Friday is here and so is the start of the 2012 London Olympic Games.

As we eagerly await what director Danny Boyle has in store for the Opening Ceremony tonight, here is a photo of the Ceremony the last time London hosted the Olympics back in 1948:

Baron de Coubertin's motto hovers over the stadium: “the important thing in the Olympic games is not winning but taking part. The important thing in life is not conquering but fighting well.”

King George VI was on hand to open the 1948 ceremony, which was followed
by a parade of nations, declaration of opening, Olympic torch arrival, choral singing and Olympic oath swearing.

Pin of the week

Young Vancouverites outside the Village Bistro, 1967.

Pin of the Week comes from contributor Daniel Ross in Canada, with a wonderful photo documenting a changing neighborhood in 1960’s Vancouver. 4th avenue in the Kitsiliano neighborhood, today a busy shopping area with clothing stores, restaurants, and yoga studios, was the place to be for hip young Vancouverites in the 1960’s. This photo shows an evening scene outside the Village Bistro, one of several coffee shops and music venues that drew large crowds in the summer of 1967. Many locals were less than delighted by the changes in their neighbourhood, and did their best to make things difficult for the so-called “hippies.” See the photo in Street View here.

Pinner of the Week

Diane Bertke, participates in the beer barrel rolling contest at Oktoberfest in MainStrasse Village, Covington Kentucky.

Pinner of the week goes to Kenton County Public Library, with their great collection of local history and genealogy materials. It’s one of the largest Kentucky history and genealogy collections in the nation with thousands of photographs and reels of microfilm, hundreds of maps, an extensive on-line newspaper index and the on-line geNKY genealogy database. This week they have been pinning some fantastic photos of local Kentucky history over the past forty years, from having fun at the fairgrounds to watching local parades. Check out their Channel here.

Story of the week

 

Story of the week is from the US National Archives, picturing a landmark moment in American history. On August 6, 1965 President Lyndon B. Johnson signed the Voting Rights Act, which outlawed discriminatory voting practices that had been largely responsible for the disenfranchisement of African Americans. The federal government were given the power to oversee voter registration and elections in counties that used tests to determine voter eligibility, banning discriminatory literacy tests and expanding voting rights for non-English speaking Americans.

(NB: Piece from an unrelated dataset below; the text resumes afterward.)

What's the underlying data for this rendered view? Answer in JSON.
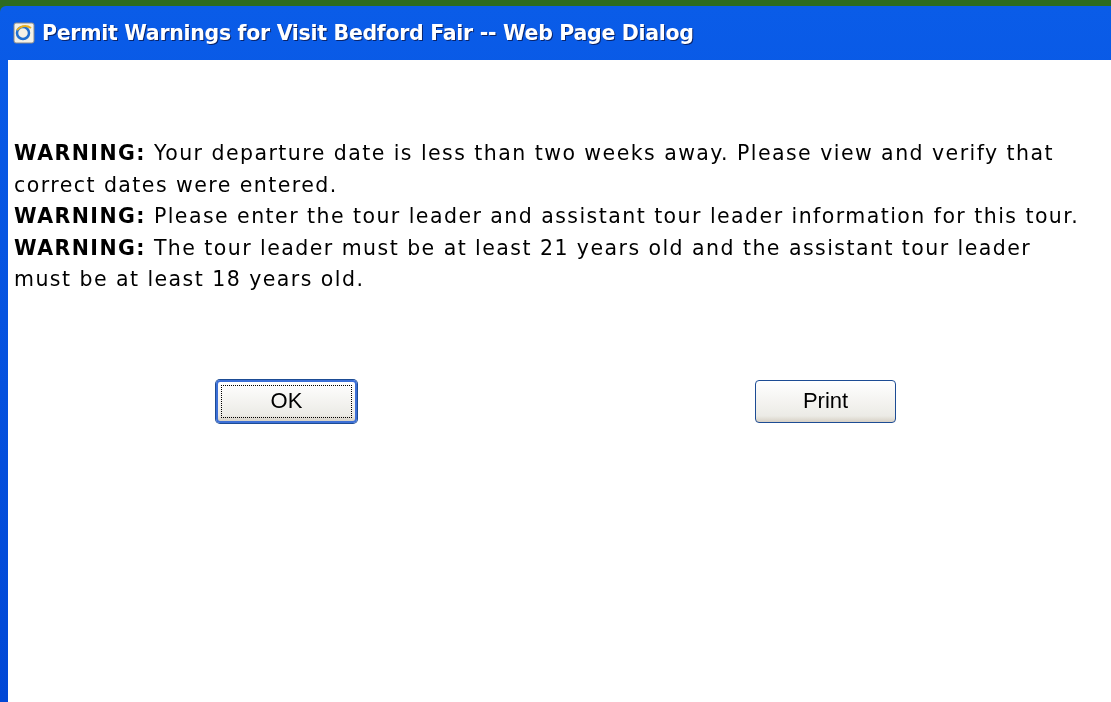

The law had a huge impact. By 1968, nearly 60 percent of eligible African Americans were registered to vote in Mississippi, and other southern states showed a similar rise in numbers. Overall, the Voting Rights Act re-enfranchised black southerners, helping elect African Americans at the local, state, and national levels.

President Lyndon B. Johnson signs the Voting Rights Act, while prominent civil rights leaders, including Martin Luther King, Jr., watch.